**EXERCISE DESCRIPTION**
State only how many lines below include the string "data".

BEGIN MATERIAL FOR THIS EXERCISE

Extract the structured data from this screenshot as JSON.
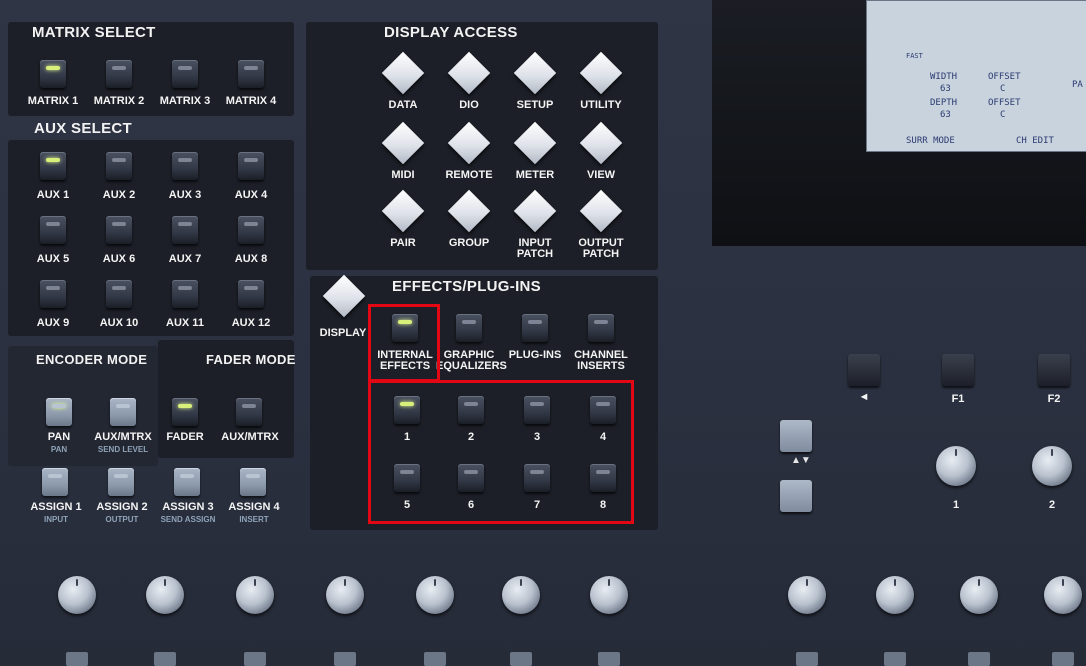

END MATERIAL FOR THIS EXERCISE
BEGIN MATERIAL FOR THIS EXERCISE

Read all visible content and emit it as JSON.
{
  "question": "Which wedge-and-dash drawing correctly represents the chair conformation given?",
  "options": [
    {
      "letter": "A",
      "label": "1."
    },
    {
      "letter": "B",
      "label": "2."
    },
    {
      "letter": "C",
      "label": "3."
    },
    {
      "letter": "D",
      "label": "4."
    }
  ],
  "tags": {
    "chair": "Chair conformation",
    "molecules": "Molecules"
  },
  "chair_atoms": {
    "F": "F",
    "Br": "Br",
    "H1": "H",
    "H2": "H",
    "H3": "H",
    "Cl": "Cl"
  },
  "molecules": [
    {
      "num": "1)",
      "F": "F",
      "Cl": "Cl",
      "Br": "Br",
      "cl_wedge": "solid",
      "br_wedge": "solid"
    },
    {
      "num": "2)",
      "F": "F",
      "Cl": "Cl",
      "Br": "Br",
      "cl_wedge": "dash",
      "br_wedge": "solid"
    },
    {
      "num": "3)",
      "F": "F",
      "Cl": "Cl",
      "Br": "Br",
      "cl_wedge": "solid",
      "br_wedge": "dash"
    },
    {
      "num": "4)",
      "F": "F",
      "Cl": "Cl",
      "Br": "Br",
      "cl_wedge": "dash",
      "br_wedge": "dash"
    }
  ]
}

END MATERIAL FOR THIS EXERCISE
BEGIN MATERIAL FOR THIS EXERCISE

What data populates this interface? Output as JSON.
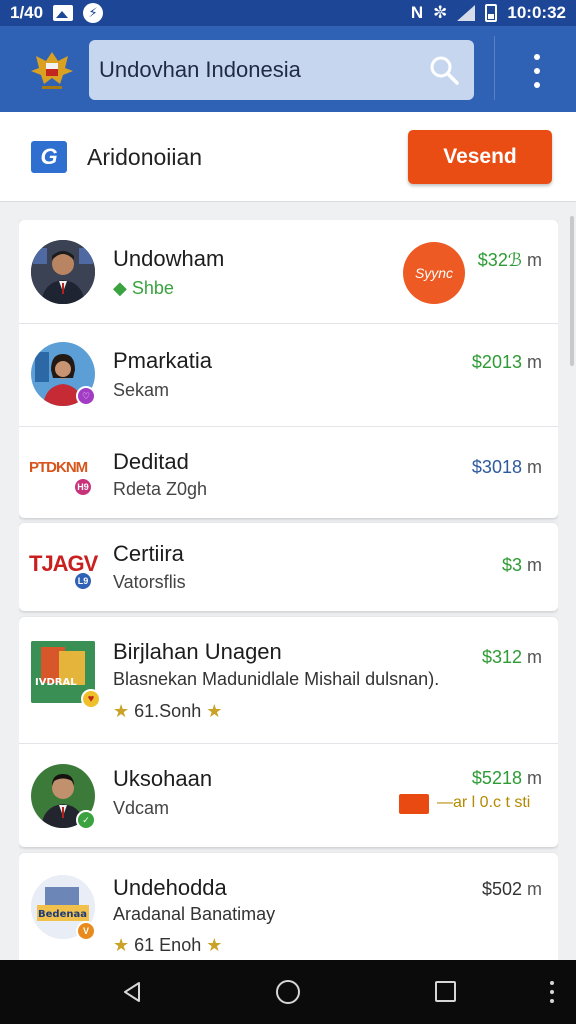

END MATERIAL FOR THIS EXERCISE

**EXERCISE RESULT**
2